Drone-based power line installation startup Infravision lands $36 million Series A

- October 2, 2023 2 MIN READ
Infravision cofounders Chris Cox and Cameron Van Der Berg
Infravision cofounders Chris Cox and Cameron Van Der Berg on site in the US.
A Queensland startup helping power up America with drones to roll out power line upgrades has raised $36 million in a Series A.

The round for Infravision was led by US sustainability investor Energy Impact Partners (EIP), supported by Equinor Ventures and Edison International (EIX).

Robotics engineer Cameron Van Der Berg and military veteran Chris Cox cofounded Infravision in 2018, initially using drones to instal sensors on power lines that check environmental factors which impact on transmission capacity, such as heat and wind. Since then the’ve developed a drone system for power line installation, replacing the dangerous and expensive use of helicopters for the task.

Infravision’s TX System is being used by US utility Pacific Gas and Electric Co. for power line stringing over urban areas near San Francisco and also for restringing lines following the 2023 storm season. In Australia, it was used for the restringing of power lines in the Snowy Mountains following the 2019-20 bushfire season for clients including Transgrid and Powerlink.

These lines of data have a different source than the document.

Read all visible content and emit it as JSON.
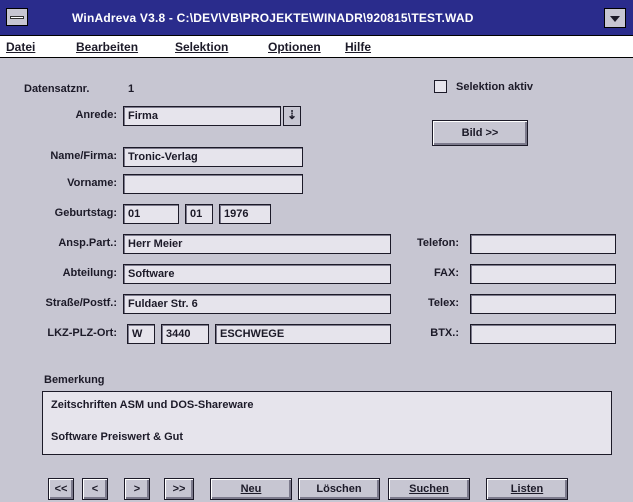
{
  "window": {
    "title": "WinAdreva V3.8 - C:\\DEV\\VB\\PROJEKTE\\WINADR\\920815\\TEST.WAD"
  },
  "menubar": {
    "items": [
      "Datei",
      "Bearbeiten",
      "Selektion",
      "Optionen",
      "Hilfe"
    ]
  },
  "record": {
    "label": "Datensatznr.",
    "value": "1"
  },
  "selection_checkbox": {
    "label": "Selektion aktiv",
    "checked": false
  },
  "bild_button": "Bild >>",
  "form": {
    "anrede_label": "Anrede:",
    "anrede_value": "Firma",
    "name_label": "Name/Firma:",
    "name_value": "Tronic-Verlag",
    "vorname_label": "Vorname:",
    "vorname_value": "",
    "geburtstag_label": "Geburtstag:",
    "geburtstag_day": "01",
    "geburtstag_month": "01",
    "geburtstag_year": "1976",
    "ansp_label": "Ansp.Part.:",
    "ansp_value": "Herr Meier",
    "abteilung_label": "Abteilung:",
    "abteilung_value": "Software",
    "strasse_label": "Straße/Postf.:",
    "strasse_value": "Fuldaer Str. 6",
    "lkz_label": "LKZ-PLZ-Ort:",
    "lkz_value": "W",
    "plz_value": "3440",
    "ort_value": "ESCHWEGE",
    "telefon_label": "Telefon:",
    "telefon_value": "",
    "fax_label": "FAX:",
    "fax_value": "",
    "telex_label": "Telex:",
    "telex_value": "",
    "btx_label": "BTX.:",
    "btx_value": ""
  },
  "bemerkung": {
    "label": "Bemerkung",
    "line1": "Zeitschriften ASM und DOS-Shareware",
    "line2": "Software Preiswert & Gut"
  },
  "nav": {
    "first": "<<",
    "prev": "<",
    "next": ">",
    "last": ">>",
    "neu": "Neu",
    "loeschen": "Löschen",
    "suchen": "Suchen",
    "listen": "Listen"
  },
  "colors": {
    "titlebar": "#2a2c8c",
    "window_bg": "#c7c6d2",
    "field_bg": "#e6e4ec"
  }
}
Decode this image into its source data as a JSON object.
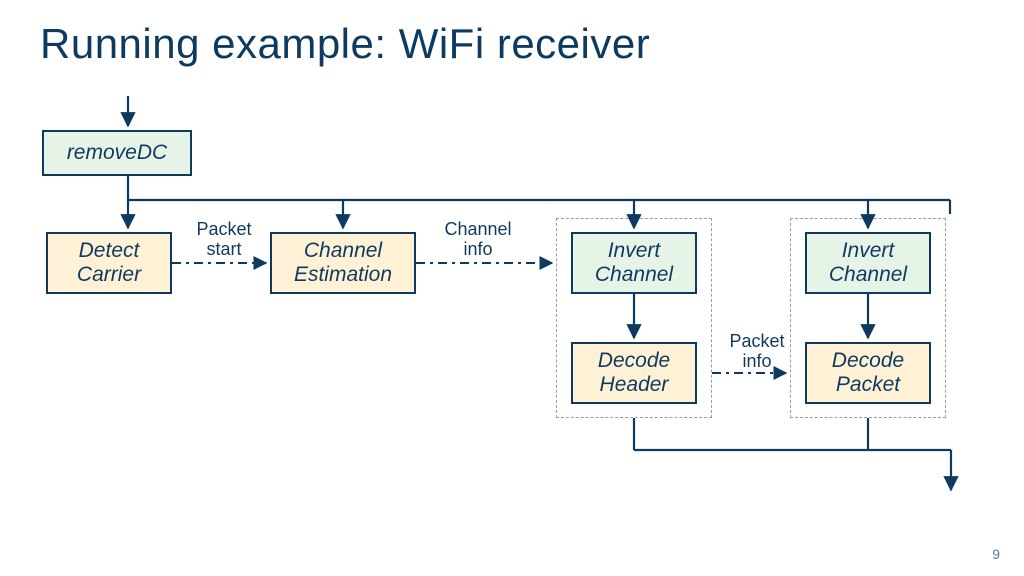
{
  "title": "Running example: WiFi receiver",
  "page_number": "9",
  "nodes": {
    "removeDC": "removeDC",
    "detectCarrier": "Detect\nCarrier",
    "channelEstimation": "Channel\nEstimation",
    "invertChannel1": "Invert\nChannel",
    "decodeHeader": "Decode\nHeader",
    "invertChannel2": "Invert\nChannel",
    "decodePacket": "Decode\nPacket"
  },
  "edge_labels": {
    "packetStart": "Packet\nstart",
    "channelInfo": "Channel\ninfo",
    "packetInfo": "Packet\ninfo"
  },
  "colors": {
    "line": "#0f3a5f",
    "dash": "#0f3a5f"
  }
}
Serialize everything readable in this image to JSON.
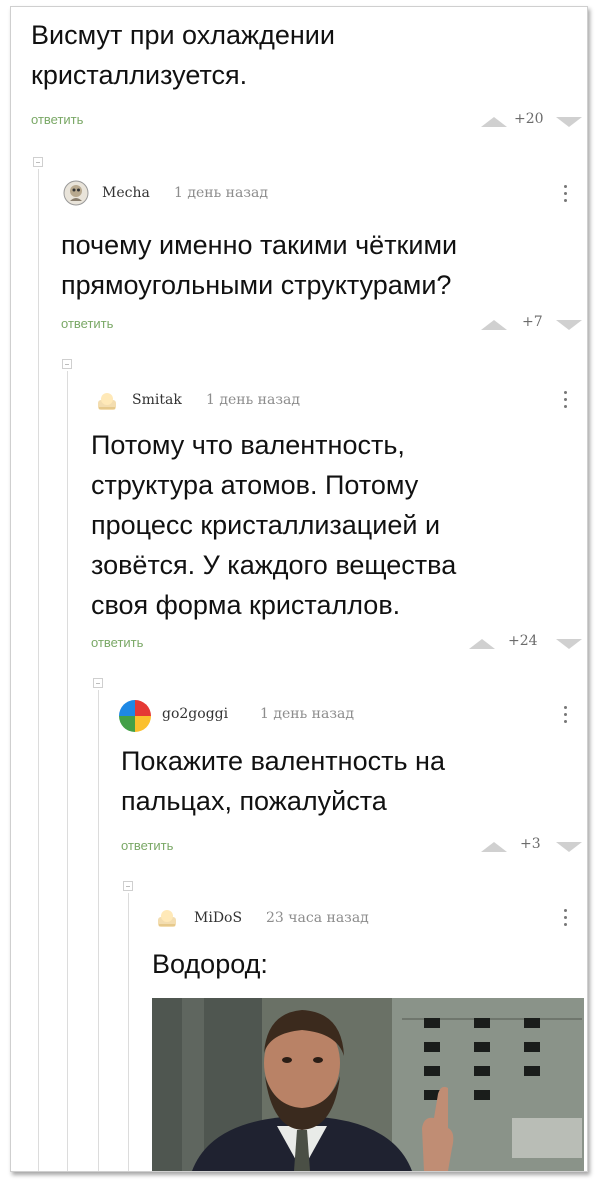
{
  "root_comment": {
    "text_line1": "Висмут при охлаждении",
    "text_line2": "кристаллизуется.",
    "reply_label": "ответить",
    "rating": "+20"
  },
  "comments": [
    {
      "username": "Mecha",
      "time": "1 день назад",
      "lines": [
        "почему именно такими чёткими",
        "прямоугольными структурами?"
      ],
      "reply_label": "ответить",
      "rating": "+7"
    },
    {
      "username": "Smitak",
      "time": "1 день назад",
      "lines": [
        "Потому что валентность,",
        "структура атомов. Потому",
        "процесс кристаллизацией и",
        "зовётся. У каждого вещества",
        "своя форма кристаллов."
      ],
      "reply_label": "ответить",
      "rating": "+24"
    },
    {
      "username": "go2goggi",
      "time": "1 день назад",
      "lines": [
        "Покажите валентность на",
        "пальцах, пожалуйста"
      ],
      "reply_label": "ответить",
      "rating": "+3"
    },
    {
      "username": "MiDoS",
      "time": "23 часа назад",
      "lines": [
        "Водород:"
      ]
    }
  ],
  "colors": {
    "reply_green": "#7aa866",
    "text": "#111111",
    "muted": "#8d8d8d"
  },
  "icons": [
    "collapse-icon",
    "upvote-icon",
    "downvote-icon",
    "more-icon"
  ]
}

The fresh capital is earmarked  to scale operations in North America and for the expansion of its line stringing system and intelligent grid monitoring solutions, as well as bolstering the startup’s head count. Infravision has US operations based in Austin, Texas and San Francisco, California, as well as locally in New South Wales and Queensland in Australia.

Van Der Berg, the CEO, said the shift to renewable energy will see demand for their services grow.

 “It is estimated that 10 million miles of new power lines are required by 2030 to reach net-zero targets, which is roughly equivalent to building the entire US and Canadian power grids again, which took us a century, in seven years,” he said.

“We’re confident Infravision’s proven technology is the solution for today, and for the future of power line construction automation and grid efficiency.”

Locally, the Australian Energy Market Operator estimates that the nation needs more than 10,000km of new transmission lines.

“Transmission networks are the backbone of electricity markets, and the Australian Government has rightly prioritised investment in this area to increase reliability and accelerate the transition to renewable energy.,” he said.

“Infravision is at the forefront of this infrastructure program and is well positioned to capitalise on it over the coming years.”

Transgrid’s Executive General Manager Delivery Craig Stallan said they have been working with Infravision for over four years

“That early investment is really starting to see the benefits of the technology now as we undertake multiple large scale construction projects to enable the clean energy transition,” he said.

Late last year, Intravision scored $700,000 in federal funding from the Australian Renewable Energy Agency as part of a $1.8 million Transgrid project to deploy transmission sensors in western Sydney. It also received early funding as part of EnergyLab’s inaugural Climate Solutions accelerator program in 2021.